Before the 1970s, talcum powder was often contaminated with asbestos
fibres which are known to cause cancer. But since then, all home
products containing talcum powder are legally obliged to be
Some scientists have suggested that talc particles could travel to the
ovaries, irritate them and cause inflammation. Low-level, long-term
inflammation may increase the risk of some types of cancer.
However there is little evidence to support the hypothesis and studies
looking into whether anti-inflammatory drugs could prevent cancer have
shown they are ineffective.
Most studies suggesting a connection were found to be flawed and often
relied on people recalling use of talcum powder many years previously.
Cancer Research UK states on its website: “If something truly causes
cancer, you would expect people who are exposed to more of that thing to
have a higher risk.
“For example, the more you smoke, the higher your risk of lung cancer.
But the majority of the studies have not found a similar relationship
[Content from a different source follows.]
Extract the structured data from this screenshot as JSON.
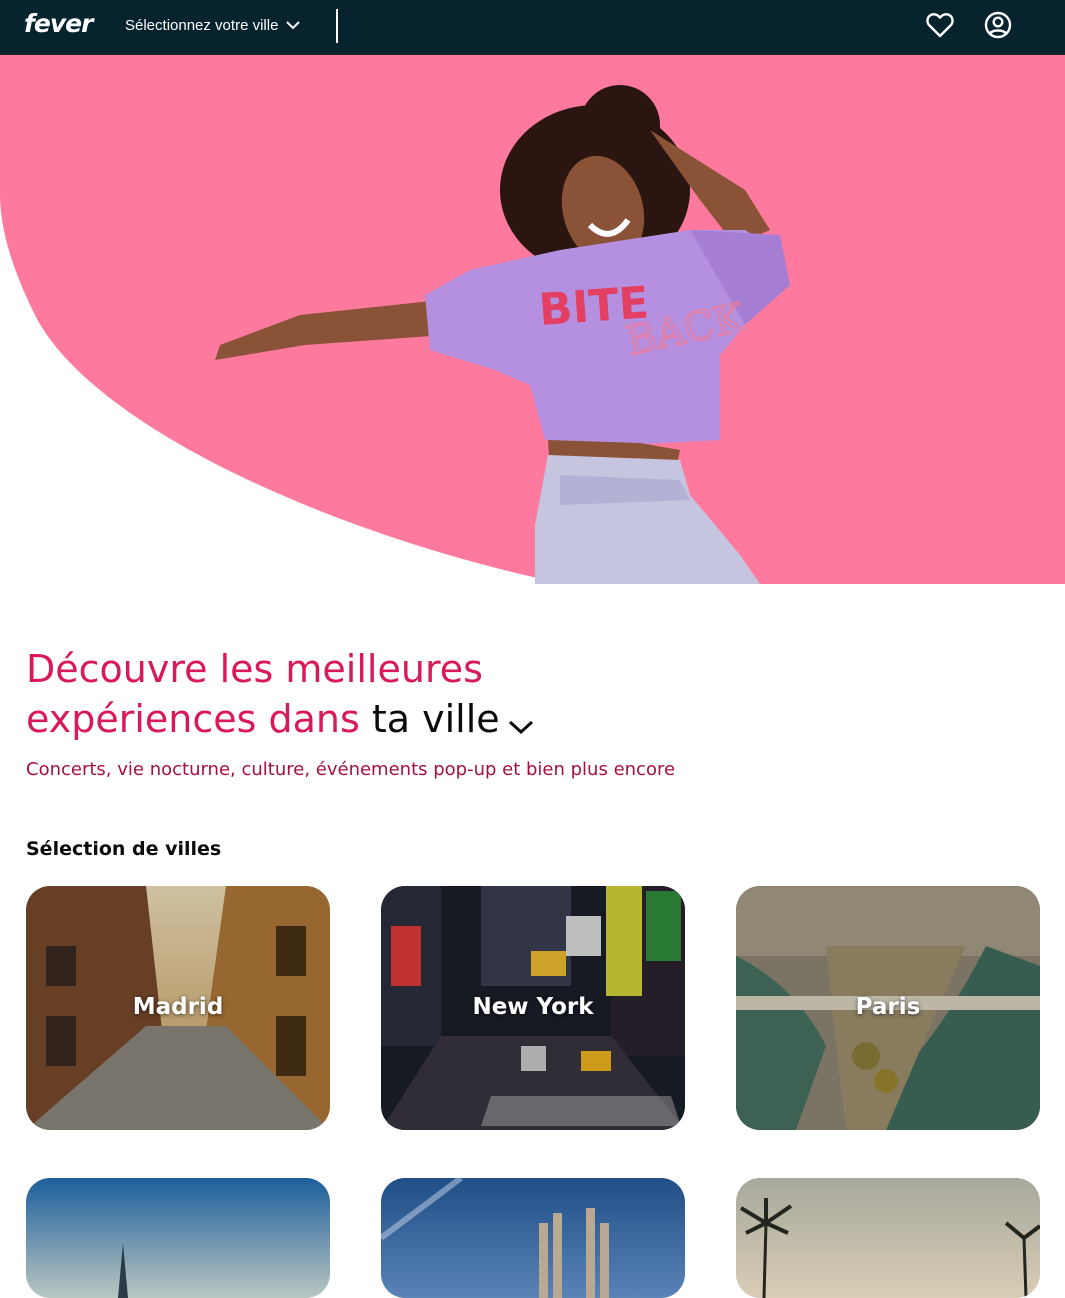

for talc use and ovarian cancer.”
The ovarian cancer charity Ovacome also said: “The evidence for a link
is weak, but even if talc does increase the risk of ovarian cancer
studies suggest it would be by around a third.”
Carol Goodrich, a spokesman for Johnson & Johnson, issued a statement
expressing disappointment in the outcome but insisting that the products
“We have no higher responsibility than the health and safety of
consumers and we are disappointed with the outcome of the trial,” the
statement reads. “We sympathise with the plaintiff’s family but firmly
believe the safety of cosmetic talc is supported by decades of